*** DATA FOR THE TASK ***

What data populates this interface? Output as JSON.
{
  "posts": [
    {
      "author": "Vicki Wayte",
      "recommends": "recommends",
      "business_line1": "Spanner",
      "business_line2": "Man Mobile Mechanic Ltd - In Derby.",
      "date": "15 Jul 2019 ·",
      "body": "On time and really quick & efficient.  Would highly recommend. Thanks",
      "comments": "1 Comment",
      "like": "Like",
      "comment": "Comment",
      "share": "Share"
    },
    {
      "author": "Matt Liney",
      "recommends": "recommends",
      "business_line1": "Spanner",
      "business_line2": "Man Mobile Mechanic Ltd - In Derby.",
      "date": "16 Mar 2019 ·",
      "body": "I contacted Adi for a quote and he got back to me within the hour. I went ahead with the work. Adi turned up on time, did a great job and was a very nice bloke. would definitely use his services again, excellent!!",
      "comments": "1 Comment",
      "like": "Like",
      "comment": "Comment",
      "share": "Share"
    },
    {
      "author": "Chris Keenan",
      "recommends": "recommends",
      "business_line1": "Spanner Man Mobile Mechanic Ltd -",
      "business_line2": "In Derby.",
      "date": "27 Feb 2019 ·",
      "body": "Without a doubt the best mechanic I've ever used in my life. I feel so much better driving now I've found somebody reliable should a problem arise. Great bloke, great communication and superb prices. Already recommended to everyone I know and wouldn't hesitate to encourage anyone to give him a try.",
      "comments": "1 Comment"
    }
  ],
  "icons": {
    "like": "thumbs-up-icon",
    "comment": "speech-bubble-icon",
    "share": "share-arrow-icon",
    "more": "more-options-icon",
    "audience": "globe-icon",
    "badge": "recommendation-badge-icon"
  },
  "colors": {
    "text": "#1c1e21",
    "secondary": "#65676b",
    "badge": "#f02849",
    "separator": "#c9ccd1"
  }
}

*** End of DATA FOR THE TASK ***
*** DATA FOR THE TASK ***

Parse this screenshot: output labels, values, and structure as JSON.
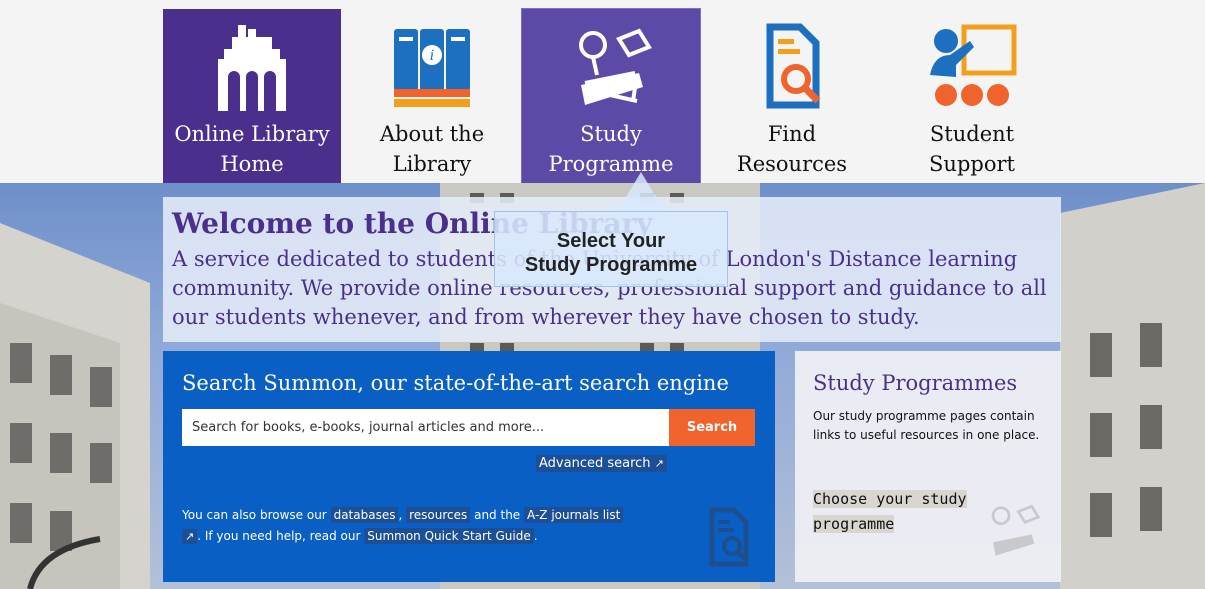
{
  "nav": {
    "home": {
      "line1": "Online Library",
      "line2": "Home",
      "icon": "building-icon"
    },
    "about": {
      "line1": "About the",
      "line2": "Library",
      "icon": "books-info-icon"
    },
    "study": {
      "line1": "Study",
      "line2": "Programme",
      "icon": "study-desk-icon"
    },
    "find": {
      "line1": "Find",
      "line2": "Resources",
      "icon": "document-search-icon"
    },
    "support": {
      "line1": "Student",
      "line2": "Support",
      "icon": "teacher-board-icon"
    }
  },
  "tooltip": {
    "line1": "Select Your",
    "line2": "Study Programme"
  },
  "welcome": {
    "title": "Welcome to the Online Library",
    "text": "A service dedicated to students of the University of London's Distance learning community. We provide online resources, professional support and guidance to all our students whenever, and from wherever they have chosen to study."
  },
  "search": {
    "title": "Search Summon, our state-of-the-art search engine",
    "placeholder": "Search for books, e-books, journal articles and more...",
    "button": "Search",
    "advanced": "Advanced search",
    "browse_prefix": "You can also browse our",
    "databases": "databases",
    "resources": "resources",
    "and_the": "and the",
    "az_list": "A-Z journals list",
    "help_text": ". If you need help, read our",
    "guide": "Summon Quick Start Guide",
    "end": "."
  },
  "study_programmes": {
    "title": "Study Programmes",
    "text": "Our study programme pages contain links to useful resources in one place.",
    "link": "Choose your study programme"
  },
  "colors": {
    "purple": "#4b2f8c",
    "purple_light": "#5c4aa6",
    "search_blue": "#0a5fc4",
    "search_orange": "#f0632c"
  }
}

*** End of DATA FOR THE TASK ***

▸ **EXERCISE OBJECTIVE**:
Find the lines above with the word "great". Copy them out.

▸ **OUTPUT FOR THIS EXERCISE**:
      "body": "I contacted Adi for a quote and he got back to me within the hour. I went ahead with the work. Adi turned up on time, did a great job and was a very nice bloke. would definitely use his services again, excellent!!",
      "body": "Without a doubt the best mechanic I've ever used in my life. I feel so much better driving now I've found somebody reliable should a problem arise. Great bloke, great communication and superb prices. Already recommended to everyone I know and wouldn't hesitate to encourage anyone to give him a try.",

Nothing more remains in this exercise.